Supplied data Block Start
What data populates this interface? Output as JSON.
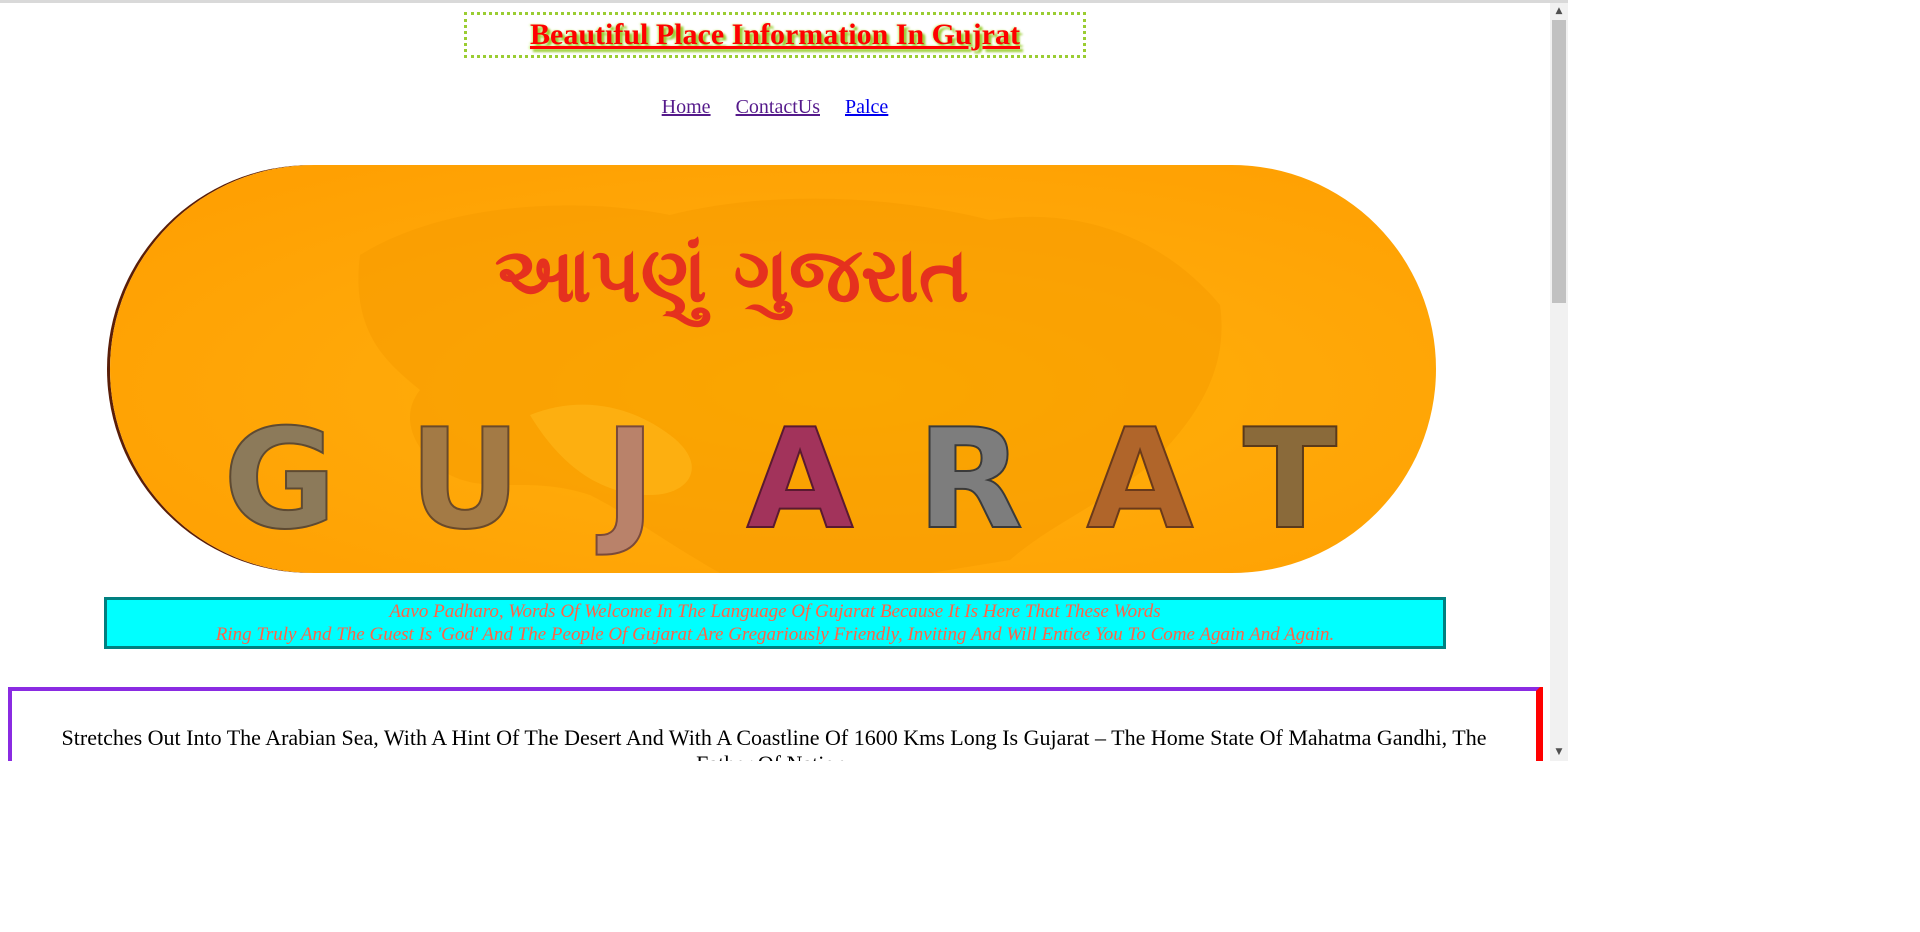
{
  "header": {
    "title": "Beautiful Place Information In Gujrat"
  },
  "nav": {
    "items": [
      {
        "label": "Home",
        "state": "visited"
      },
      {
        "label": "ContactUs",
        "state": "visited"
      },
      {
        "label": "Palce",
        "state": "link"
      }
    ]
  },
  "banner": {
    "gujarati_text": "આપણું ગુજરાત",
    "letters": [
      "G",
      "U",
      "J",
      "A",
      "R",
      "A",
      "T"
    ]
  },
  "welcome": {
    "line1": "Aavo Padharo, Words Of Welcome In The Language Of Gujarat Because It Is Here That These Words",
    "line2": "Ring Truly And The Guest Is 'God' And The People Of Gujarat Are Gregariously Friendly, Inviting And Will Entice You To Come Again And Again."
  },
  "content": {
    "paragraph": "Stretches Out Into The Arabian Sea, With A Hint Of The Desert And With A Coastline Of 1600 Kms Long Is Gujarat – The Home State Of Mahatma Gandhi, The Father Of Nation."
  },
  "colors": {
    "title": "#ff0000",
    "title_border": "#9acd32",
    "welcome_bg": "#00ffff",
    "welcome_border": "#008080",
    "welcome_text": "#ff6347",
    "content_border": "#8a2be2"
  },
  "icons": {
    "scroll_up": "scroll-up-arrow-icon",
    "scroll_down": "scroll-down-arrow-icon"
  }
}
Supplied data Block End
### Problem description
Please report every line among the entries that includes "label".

### Response
        "label": "Home",
        "label": "ContactUs",
        "label": "Palce",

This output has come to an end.